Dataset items
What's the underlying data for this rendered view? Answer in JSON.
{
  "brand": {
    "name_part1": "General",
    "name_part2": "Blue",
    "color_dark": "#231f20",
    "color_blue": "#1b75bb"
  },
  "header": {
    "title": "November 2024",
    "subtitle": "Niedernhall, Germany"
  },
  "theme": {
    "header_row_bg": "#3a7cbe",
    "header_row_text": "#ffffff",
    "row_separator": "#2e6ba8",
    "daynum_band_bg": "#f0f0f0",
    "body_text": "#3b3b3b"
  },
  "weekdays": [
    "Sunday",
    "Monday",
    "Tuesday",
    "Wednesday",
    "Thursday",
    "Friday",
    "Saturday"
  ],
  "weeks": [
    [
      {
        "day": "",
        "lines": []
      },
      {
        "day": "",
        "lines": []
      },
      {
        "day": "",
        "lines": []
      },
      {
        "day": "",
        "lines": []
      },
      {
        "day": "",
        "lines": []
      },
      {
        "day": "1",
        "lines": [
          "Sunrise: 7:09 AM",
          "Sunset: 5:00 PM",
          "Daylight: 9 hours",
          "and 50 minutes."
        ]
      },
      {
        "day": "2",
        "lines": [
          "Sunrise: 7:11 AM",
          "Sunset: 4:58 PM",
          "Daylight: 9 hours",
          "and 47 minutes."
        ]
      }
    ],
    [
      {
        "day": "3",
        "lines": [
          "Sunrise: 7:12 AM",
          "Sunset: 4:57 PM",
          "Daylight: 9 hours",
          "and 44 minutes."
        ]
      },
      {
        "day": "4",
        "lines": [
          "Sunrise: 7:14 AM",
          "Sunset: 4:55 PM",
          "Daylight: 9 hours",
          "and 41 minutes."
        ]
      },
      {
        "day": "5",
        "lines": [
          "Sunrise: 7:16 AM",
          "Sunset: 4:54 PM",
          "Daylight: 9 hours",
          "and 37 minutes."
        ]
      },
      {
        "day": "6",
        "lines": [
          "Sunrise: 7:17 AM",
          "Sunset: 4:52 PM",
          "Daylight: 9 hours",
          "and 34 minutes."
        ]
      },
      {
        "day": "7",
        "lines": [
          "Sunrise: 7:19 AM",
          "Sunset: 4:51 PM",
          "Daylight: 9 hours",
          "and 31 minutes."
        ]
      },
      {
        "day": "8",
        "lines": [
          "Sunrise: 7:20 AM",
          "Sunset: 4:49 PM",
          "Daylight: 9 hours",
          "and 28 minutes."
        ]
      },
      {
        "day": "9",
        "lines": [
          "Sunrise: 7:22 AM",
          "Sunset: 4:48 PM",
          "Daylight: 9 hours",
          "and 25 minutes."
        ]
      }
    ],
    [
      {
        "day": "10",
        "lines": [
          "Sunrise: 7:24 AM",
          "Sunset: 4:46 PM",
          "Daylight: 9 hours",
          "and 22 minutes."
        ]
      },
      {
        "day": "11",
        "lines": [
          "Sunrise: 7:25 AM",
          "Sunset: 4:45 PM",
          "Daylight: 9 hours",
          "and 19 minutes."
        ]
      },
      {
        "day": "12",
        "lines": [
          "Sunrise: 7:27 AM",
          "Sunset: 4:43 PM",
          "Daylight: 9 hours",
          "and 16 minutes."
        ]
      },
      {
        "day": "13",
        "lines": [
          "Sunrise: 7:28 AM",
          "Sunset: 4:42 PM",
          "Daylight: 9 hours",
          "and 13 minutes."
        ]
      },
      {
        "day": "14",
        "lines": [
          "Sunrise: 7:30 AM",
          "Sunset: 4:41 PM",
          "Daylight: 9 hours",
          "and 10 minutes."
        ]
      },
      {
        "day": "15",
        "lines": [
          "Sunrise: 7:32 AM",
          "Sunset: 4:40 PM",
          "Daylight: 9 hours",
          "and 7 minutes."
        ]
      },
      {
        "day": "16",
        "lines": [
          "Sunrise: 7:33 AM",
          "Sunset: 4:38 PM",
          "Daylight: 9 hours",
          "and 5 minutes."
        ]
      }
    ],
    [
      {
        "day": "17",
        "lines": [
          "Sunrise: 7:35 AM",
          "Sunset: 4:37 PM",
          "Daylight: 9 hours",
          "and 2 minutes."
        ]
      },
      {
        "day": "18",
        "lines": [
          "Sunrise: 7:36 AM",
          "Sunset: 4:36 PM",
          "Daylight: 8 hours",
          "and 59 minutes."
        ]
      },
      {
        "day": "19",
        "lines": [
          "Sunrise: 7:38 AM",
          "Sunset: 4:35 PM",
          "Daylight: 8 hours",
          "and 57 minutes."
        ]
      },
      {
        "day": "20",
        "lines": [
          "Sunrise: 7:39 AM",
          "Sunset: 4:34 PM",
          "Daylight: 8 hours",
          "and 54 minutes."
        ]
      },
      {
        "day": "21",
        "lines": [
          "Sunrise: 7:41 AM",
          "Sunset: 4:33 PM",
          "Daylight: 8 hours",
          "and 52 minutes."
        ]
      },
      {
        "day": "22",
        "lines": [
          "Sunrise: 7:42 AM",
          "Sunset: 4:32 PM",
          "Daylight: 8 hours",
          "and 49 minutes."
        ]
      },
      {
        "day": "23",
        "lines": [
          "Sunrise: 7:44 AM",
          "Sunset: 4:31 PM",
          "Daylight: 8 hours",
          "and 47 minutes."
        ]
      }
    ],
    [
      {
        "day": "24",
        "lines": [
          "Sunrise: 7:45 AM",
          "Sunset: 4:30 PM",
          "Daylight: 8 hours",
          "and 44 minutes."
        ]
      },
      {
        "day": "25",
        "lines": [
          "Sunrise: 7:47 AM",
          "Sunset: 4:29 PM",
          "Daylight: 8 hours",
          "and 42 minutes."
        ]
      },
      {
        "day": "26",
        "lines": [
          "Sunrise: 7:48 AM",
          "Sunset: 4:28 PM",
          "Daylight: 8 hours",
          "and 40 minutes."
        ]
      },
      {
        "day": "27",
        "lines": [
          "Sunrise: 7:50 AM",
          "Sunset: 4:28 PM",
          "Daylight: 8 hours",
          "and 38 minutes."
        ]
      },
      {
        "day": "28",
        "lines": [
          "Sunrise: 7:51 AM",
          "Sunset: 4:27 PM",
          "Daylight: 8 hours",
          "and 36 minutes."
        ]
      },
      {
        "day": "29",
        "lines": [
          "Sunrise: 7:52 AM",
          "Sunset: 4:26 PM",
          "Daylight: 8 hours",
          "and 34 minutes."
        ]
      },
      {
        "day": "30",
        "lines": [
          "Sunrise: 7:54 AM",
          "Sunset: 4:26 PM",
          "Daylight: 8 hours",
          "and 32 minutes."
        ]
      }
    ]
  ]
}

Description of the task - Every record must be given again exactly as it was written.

Solution for this problem -
What's the underlying data for this rendered view? Answer in JSON.
{
  "brand": {
    "name_part1": "General",
    "name_part2": "Blue",
    "color_dark": "#231f20",
    "color_blue": "#1b75bb"
  },
  "header": {
    "title": "November 2024",
    "subtitle": "Niedernhall, Germany"
  },
  "theme": {
    "header_row_bg": "#3a7cbe",
    "header_row_text": "#ffffff",
    "row_separator": "#2e6ba8",
    "daynum_band_bg": "#f0f0f0",
    "body_text": "#3b3b3b"
  },
  "weekdays": [
    "Sunday",
    "Monday",
    "Tuesday",
    "Wednesday",
    "Thursday",
    "Friday",
    "Saturday"
  ],
  "weeks": [
    [
      {
        "day": "",
        "lines": []
      },
      {
        "day": "",
        "lines": []
      },
      {
        "day": "",
        "lines": []
      },
      {
        "day": "",
        "lines": []
      },
      {
        "day": "",
        "lines": []
      },
      {
        "day": "1",
        "lines": [
          "Sunrise: 7:09 AM",
          "Sunset: 5:00 PM",
          "Daylight: 9 hours",
          "and 50 minutes."
        ]
      },
      {
        "day": "2",
        "lines": [
          "Sunrise: 7:11 AM",
          "Sunset: 4:58 PM",
          "Daylight: 9 hours",
          "and 47 minutes."
        ]
      }
    ],
    [
      {
        "day": "3",
        "lines": [
          "Sunrise: 7:12 AM",
          "Sunset: 4:57 PM",
          "Daylight: 9 hours",
          "and 44 minutes."
        ]
      },
      {
        "day": "4",
        "lines": [
          "Sunrise: 7:14 AM",
          "Sunset: 4:55 PM",
          "Daylight: 9 hours",
          "and 41 minutes."
        ]
      },
      {
        "day": "5",
        "lines": [
          "Sunrise: 7:16 AM",
          "Sunset: 4:54 PM",
          "Daylight: 9 hours",
          "and 37 minutes."
        ]
      },
      {
        "day": "6",
        "lines": [
          "Sunrise: 7:17 AM",
          "Sunset: 4:52 PM",
          "Daylight: 9 hours",
          "and 34 minutes."
        ]
      },
      {
        "day": "7",
        "lines": [
          "Sunrise: 7:19 AM",
          "Sunset: 4:51 PM",
          "Daylight: 9 hours",
          "and 31 minutes."
        ]
      },
      {
        "day": "8",
        "lines": [
          "Sunrise: 7:20 AM",
          "Sunset: 4:49 PM",
          "Daylight: 9 hours",
          "and 28 minutes."
        ]
      },
      {
        "day": "9",
        "lines": [
          "Sunrise: 7:22 AM",
          "Sunset: 4:48 PM",
          "Daylight: 9 hours",
          "and 25 minutes."
        ]
      }
    ],
    [
      {
        "day": "10",
        "lines": [
          "Sunrise: 7:24 AM",
          "Sunset: 4:46 PM",
          "Daylight: 9 hours",
          "and 22 minutes."
        ]
      },
      {
        "day": "11",
        "lines": [
          "Sunrise: 7:25 AM",
          "Sunset: 4:45 PM",
          "Daylight: 9 hours",
          "and 19 minutes."
        ]
      },
      {
        "day": "12",
        "lines": [
          "Sunrise: 7:27 AM",
          "Sunset: 4:43 PM",
          "Daylight: 9 hours",
          "and 16 minutes."
        ]
      },
      {
        "day": "13",
        "lines": [
          "Sunrise: 7:28 AM",
          "Sunset: 4:42 PM",
          "Daylight: 9 hours",
          "and 13 minutes."
        ]
      },
      {
        "day": "14",
        "lines": [
          "Sunrise: 7:30 AM",
          "Sunset: 4:41 PM",
          "Daylight: 9 hours",
          "and 10 minutes."
        ]
      },
      {
        "day": "15",
        "lines": [
          "Sunrise: 7:32 AM",
          "Sunset: 4:40 PM",
          "Daylight: 9 hours",
          "and 7 minutes."
        ]
      },
      {
        "day": "16",
        "lines": [
          "Sunrise: 7:33 AM",
          "Sunset: 4:38 PM",
          "Daylight: 9 hours",
          "and 5 minutes."
        ]
      }
    ],
    [
      {
        "day": "17",
        "lines": [
          "Sunrise: 7:35 AM",
          "Sunset: 4:37 PM",
          "Daylight: 9 hours",
          "and 2 minutes."
        ]
      },
      {
        "day": "18",
        "lines": [
          "Sunrise: 7:36 AM",
          "Sunset: 4:36 PM",
          "Daylight: 8 hours",
          "and 59 minutes."
        ]
      },
      {
        "day": "19",
        "lines": [
          "Sunrise: 7:38 AM",
          "Sunset: 4:35 PM",
          "Daylight: 8 hours",
          "and 57 minutes."
        ]
      },
      {
        "day": "20",
        "lines": [
          "Sunrise: 7:39 AM",
          "Sunset: 4:34 PM",
          "Daylight: 8 hours",
          "and 54 minutes."
        ]
      },
      {
        "day": "21",
        "lines": [
          "Sunrise: 7:41 AM",
          "Sunset: 4:33 PM",
          "Daylight: 8 hours",
          "and 52 minutes."
        ]
      },
      {
        "day": "22",
        "lines": [
          "Sunrise: 7:42 AM",
          "Sunset: 4:32 PM",
          "Daylight: 8 hours",
          "and 49 minutes."
        ]
      },
      {
        "day": "23",
        "lines": [
          "Sunrise: 7:44 AM",
          "Sunset: 4:31 PM",
          "Daylight: 8 hours",
          "and 47 minutes."
        ]
      }
    ],
    [
      {
        "day": "24",
        "lines": [
          "Sunrise: 7:45 AM",
          "Sunset: 4:30 PM",
          "Daylight: 8 hours",
          "and 44 minutes."
        ]
      },
      {
        "day": "25",
        "lines": [
          "Sunrise: 7:47 AM",
          "Sunset: 4:29 PM",
          "Daylight: 8 hours",
          "and 42 minutes."
        ]
      },
      {
        "day": "26",
        "lines": [
          "Sunrise: 7:48 AM",
          "Sunset: 4:28 PM",
          "Daylight: 8 hours",
          "and 40 minutes."
        ]
      },
      {
        "day": "27",
        "lines": [
          "Sunrise: 7:50 AM",
          "Sunset: 4:28 PM",
          "Daylight: 8 hours",
          "and 38 minutes."
        ]
      },
      {
        "day": "28",
        "lines": [
          "Sunrise: 7:51 AM",
          "Sunset: 4:27 PM",
          "Daylight: 8 hours",
          "and 36 minutes."
        ]
      },
      {
        "day": "29",
        "lines": [
          "Sunrise: 7:52 AM",
          "Sunset: 4:26 PM",
          "Daylight: 8 hours",
          "and 34 minutes."
        ]
      },
      {
        "day": "30",
        "lines": [
          "Sunrise: 7:54 AM",
          "Sunset: 4:26 PM",
          "Daylight: 8 hours",
          "and 32 minutes."
        ]
      }
    ]
  ]
}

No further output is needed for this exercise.